In June 2020, the International Rescue Committee (IRC) released a report entitled The Shadow Pandemic: Gender-based violence among Rohingya refugees in Cox’s Bazar, Bangladesh. Using data collected from IRC women’s centres and health programme sites between July and December 2019, the IRC found that despite the enormous social, cultural, and psychological barriers women and girls must overcome when reporting incidents, prior to the onset of COVID-19, one in four women and girls screened in Cox’s Bazar was a survivor of gender-based violence (GBV).

This new update brief offers new data from IRC and partner programme sites from January - October 2020, a period of time in which women and girls faced new protection risks, mental health issues, and a reduction in available services in the camps, in addition to significant new barriers to reporting incidents of GBV. IRC GBV screening data in this report suggests that despite the significant pre-existing barriers to reporting incidents of GBV outlined in our June Shadow Pandemic report, and in the face of the substantial new barriers posed by COVID-19, reported rates of GBV among Rohingya in Cox’s Bazar remain shockingly high, particularly among women and girls in their own homes.

The IRC’s analysis finds that the majority - 94 percent - of recorded GBV incidents in this time period were perpetrated by intimate partners, a significantly higher rate than the 81 percent average indicated in the June Shadow Pandemic report. The primary form of GBV reported by women and girls remained physical assault, with spikes in recorded in GBVIMS data found particularly during April, the first month following lockdown in Cox’s Bazar, and September, shortly after GBV prevention activities had restarted, suggesting a clear link between availability of GBV services and the ability of women and girls to report GBV incidents.

Summary of recommendations:

  • UN agencies leading the protection working group, and GBV sub-working group, as well as the Strategic Executive Group in Dhaka should use all opportunities to advocate to the Government of Bangladesh to ensure centre-based GBV prevention and response services are designated as “essential” (with necessary social distancing) to enable survivors of GBV to access services and heal and recover.

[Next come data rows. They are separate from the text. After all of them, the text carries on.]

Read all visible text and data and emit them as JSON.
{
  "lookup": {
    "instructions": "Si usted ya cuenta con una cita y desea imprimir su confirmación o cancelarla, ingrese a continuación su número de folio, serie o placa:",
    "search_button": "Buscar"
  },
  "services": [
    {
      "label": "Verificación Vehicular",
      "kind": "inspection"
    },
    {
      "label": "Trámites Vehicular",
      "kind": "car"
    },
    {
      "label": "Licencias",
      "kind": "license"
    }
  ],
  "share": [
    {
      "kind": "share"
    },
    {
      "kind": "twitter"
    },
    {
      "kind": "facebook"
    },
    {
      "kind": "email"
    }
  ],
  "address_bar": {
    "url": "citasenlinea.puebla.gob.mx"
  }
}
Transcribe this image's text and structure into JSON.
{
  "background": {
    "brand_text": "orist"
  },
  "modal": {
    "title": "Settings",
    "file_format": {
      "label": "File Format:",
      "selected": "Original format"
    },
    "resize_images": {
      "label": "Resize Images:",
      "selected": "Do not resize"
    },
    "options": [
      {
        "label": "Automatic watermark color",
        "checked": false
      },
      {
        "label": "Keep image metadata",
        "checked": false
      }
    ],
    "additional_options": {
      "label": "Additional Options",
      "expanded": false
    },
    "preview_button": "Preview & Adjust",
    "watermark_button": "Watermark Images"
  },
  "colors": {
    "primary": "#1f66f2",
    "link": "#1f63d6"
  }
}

In addition, all UN sector leads should ensure appropriate protection and GBV mainstreaming to mitigate the risks women and girls face in accessing essential services.
  • The GBV sub-sector should offer sensitisation sessions, training, and technical support on GBV programming and standards to the Refugee Relief and Repatriation Commissioner’s (RRRC) office, including the Camp-in-Charge, to establish a more consistent and informed approach towards GBV programming.
  • Donors should ensure funding for the GBV response is prioritised in donor strategies and that funding levels are increased for the 2021 Joint Response Plan (JRP) to ensure the expansion of life saving GBV programming.
  • International donors should work with the Ministry of Women and Children’s Affairs, as well as UN agencies and local and national women’s rights organisations, to agree a strategy for the localisation of the Rohingya GBV response.